James Javaruski, Florida Gulf Coast University, Marine and Earth Sciences, Fort Myers, FL, United States; Florida Gulf Coast University, Fort Myers, FL, United States and Puspa Lal Adhikari, Louisiana State University, Environmental Sciences, Baton Rouge, LA, United States
Polycyclic Aromatic Hydrocarbons (PAHs) are ubiquitous organic contaminants and are known to be toxic, carcinogenic and mutagenic in nature. Thus, select PAHs are EPA listed priority pollutants and are regularly monitored in various environmental matrices. PAHs enter into the coastal-marine environments via atmospheric deposition, river discharge, coastal erosion, oil spills and natural oil seeps. Marine sediments are the ultimate sink of PAHs entering into the oceans where they are preserved for long time. Thus, a historic reconstruction of these sediments using 210Pb-based sediment dating coupled with quantitative analysis of sediment-PAHs provide time-series information about the extent and magnitude of PAHs contamination. In the past several decades, the population of Southwest Florida has increased rapidly, however to the best of our knowledge, none of the previous studies have reported the effects of rapidly increasing population on PAH concentrations and accumulation in this region.
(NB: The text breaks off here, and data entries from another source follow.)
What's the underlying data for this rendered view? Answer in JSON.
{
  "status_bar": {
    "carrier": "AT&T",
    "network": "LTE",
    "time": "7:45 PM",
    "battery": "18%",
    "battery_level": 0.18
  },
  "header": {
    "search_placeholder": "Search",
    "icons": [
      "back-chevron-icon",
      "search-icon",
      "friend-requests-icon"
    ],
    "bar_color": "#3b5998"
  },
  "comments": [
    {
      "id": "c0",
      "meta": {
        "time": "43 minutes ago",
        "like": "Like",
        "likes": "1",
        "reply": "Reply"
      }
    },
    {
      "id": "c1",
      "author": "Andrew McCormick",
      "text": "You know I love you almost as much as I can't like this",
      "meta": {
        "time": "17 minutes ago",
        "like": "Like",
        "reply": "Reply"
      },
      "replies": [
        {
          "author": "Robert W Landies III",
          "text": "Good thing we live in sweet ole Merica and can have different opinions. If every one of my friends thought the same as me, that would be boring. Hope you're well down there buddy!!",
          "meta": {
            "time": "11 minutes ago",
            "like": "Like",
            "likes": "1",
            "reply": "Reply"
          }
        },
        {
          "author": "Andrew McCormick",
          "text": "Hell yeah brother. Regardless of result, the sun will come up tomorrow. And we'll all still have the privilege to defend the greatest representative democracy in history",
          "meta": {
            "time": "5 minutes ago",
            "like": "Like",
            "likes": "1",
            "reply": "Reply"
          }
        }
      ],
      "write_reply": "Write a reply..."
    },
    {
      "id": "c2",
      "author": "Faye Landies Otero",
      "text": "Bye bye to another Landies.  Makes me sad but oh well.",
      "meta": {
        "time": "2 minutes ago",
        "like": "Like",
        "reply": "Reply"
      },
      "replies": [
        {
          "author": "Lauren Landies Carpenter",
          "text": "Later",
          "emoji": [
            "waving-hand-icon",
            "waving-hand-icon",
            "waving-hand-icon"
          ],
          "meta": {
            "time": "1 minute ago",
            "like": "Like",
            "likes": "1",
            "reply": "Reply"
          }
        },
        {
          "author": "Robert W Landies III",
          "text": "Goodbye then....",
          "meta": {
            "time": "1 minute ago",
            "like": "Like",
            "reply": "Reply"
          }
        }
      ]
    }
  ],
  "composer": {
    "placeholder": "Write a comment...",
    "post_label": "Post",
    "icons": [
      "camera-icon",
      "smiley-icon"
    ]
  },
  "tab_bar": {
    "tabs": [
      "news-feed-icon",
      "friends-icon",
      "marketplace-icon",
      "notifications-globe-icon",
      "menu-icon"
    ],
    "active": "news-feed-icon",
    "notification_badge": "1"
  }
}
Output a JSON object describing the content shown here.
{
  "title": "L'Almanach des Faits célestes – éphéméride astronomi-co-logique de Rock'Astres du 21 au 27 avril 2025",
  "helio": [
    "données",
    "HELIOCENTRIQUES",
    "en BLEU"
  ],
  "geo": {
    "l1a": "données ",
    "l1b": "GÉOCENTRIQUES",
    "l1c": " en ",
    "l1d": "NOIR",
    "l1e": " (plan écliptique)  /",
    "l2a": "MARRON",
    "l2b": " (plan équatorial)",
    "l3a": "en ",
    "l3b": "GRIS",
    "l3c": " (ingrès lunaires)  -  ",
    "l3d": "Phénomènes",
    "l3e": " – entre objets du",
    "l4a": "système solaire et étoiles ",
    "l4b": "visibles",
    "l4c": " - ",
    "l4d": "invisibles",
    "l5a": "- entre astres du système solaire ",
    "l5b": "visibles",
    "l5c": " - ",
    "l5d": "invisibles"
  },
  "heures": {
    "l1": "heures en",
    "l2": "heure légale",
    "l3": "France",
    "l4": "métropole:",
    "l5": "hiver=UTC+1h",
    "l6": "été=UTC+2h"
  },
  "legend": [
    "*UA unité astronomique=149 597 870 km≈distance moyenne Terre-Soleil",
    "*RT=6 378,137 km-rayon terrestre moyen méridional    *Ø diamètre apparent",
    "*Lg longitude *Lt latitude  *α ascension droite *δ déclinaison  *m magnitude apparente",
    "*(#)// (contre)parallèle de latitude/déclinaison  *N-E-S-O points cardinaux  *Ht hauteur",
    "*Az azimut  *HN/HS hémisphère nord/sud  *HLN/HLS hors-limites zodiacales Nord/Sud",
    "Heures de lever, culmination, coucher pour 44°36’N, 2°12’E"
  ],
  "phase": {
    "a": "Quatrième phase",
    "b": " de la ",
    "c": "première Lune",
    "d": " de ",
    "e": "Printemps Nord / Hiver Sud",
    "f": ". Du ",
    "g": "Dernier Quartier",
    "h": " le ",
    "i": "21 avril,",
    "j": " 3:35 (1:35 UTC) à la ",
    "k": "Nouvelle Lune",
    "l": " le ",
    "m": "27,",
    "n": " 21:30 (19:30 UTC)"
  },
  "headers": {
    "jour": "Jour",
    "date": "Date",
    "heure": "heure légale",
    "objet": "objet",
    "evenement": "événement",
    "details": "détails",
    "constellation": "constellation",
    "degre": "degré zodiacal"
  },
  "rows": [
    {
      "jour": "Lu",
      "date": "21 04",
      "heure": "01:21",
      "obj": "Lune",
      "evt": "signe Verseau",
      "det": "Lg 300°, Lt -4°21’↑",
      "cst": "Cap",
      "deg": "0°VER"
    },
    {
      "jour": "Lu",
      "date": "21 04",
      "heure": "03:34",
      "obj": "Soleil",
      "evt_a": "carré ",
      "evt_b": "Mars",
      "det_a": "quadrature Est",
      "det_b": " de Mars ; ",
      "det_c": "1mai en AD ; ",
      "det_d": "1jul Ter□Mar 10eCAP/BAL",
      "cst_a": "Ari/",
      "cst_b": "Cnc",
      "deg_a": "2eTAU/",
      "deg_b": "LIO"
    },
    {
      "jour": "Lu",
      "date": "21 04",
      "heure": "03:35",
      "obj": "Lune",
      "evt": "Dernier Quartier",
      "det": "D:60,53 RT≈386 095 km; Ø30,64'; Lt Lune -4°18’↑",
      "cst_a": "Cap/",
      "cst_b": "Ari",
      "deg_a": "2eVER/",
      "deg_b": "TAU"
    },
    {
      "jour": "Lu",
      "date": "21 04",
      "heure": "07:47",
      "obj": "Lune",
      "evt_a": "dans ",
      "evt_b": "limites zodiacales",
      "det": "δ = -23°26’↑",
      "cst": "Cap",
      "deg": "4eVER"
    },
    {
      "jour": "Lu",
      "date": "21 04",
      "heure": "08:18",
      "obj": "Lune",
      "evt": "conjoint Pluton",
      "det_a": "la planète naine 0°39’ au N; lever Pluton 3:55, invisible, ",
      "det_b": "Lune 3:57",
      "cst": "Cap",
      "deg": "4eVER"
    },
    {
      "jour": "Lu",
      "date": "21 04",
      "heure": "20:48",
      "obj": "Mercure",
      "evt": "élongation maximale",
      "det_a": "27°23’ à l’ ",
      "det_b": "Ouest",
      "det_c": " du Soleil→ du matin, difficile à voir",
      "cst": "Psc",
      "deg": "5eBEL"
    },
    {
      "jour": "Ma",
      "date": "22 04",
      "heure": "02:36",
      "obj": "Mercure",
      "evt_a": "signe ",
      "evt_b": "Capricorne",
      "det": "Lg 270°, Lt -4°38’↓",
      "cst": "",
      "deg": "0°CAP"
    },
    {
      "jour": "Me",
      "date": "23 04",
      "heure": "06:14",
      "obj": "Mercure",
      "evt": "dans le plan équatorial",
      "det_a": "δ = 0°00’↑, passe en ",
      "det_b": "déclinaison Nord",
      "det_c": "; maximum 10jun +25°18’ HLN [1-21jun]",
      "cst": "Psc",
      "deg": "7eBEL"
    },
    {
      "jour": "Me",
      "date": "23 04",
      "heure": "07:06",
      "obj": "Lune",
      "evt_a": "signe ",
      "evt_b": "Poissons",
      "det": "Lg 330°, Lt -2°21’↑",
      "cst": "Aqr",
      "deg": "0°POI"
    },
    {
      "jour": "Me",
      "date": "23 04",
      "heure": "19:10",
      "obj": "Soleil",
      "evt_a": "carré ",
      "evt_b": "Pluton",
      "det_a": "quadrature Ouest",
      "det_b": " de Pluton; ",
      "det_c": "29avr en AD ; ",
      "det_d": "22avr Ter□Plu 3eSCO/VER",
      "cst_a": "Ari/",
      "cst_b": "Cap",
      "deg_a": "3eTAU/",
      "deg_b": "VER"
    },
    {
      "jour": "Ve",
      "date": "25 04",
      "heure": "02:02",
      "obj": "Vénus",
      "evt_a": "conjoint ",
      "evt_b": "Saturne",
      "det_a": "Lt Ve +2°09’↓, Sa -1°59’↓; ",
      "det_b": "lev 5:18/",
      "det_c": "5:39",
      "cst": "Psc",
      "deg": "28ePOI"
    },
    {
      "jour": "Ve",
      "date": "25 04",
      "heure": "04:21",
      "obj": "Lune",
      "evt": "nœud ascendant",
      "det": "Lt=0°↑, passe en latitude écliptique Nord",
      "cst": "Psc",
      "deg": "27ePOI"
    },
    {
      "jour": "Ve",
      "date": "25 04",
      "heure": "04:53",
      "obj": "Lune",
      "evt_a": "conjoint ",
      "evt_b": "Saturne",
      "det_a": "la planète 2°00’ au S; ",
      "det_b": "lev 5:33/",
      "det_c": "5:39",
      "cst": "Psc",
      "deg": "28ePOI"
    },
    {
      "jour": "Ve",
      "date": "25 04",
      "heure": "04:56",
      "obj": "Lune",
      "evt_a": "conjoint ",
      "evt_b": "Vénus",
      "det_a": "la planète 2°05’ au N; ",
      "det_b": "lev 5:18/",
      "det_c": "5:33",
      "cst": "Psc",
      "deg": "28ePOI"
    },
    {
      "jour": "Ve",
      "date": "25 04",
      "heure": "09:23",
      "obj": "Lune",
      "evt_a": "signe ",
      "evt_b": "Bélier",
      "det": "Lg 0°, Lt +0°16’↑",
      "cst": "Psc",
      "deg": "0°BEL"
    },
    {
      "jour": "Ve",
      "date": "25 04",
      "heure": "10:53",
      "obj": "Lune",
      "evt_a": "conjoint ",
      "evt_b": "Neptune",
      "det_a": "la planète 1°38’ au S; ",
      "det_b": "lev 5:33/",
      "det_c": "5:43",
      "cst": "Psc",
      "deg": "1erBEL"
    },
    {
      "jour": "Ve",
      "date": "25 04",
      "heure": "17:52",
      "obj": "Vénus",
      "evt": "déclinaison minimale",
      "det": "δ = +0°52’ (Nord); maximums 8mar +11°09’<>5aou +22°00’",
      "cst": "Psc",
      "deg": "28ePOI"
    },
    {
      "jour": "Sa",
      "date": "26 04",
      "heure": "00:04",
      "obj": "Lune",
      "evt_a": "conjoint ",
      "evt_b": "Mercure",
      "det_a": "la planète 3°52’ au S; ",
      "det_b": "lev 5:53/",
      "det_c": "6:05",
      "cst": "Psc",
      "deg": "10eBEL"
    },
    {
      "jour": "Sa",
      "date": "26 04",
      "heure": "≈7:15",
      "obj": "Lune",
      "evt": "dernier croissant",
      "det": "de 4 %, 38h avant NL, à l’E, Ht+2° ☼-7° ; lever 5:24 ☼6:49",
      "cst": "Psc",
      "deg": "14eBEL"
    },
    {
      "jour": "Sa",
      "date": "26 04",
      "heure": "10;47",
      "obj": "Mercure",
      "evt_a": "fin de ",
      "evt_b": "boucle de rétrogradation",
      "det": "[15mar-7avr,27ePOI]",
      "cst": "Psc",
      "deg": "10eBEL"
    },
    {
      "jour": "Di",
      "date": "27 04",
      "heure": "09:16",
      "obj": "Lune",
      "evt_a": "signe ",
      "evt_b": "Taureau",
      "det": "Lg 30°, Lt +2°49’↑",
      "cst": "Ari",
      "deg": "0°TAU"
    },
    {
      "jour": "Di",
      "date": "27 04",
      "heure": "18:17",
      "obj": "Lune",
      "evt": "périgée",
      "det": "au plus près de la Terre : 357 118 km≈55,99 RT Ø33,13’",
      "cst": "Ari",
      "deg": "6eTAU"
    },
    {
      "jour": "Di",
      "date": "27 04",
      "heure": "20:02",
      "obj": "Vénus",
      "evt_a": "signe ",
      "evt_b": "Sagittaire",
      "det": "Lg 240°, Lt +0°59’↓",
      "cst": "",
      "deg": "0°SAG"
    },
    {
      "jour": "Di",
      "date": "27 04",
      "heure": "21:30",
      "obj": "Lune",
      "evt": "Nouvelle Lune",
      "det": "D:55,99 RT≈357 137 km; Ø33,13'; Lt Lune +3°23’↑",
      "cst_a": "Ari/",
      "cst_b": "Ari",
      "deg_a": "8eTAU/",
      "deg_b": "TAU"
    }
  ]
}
In order to fulfill this knowledge gap, sediment cores collected from various Southwest Florida coastal locations were analyzed for 43 PAHs using a GC-MS/MS and 210Pb-based sediment dating using a High-Purity Germanium (HPGe) gamma detector. The preliminary results suggest that the constant rate of supply (CRS) based sedimentation rates vary between 0.01 to 0.2 cm/yr, and concentration of total PAHs (∑PAH43) vary between 6.2 to 267.3 ng/g of wet sediments. Similarly, the 210Pb-based PAHs accumulation rates vary between 0.31 to 13.4 ng/cm2/yr. While the results vary among sampling stations, the PAH profiles in sediment cores generally indicated that the PAH levels were higher in the past (during ~1970-2000 AD) than the recent surficial sediments. The results from the present study will provide us with invaluable information on how urbanization and rapid population growth correlate and affect the sediment PAH concentrations and accumulation rates in the coastal-marine environments.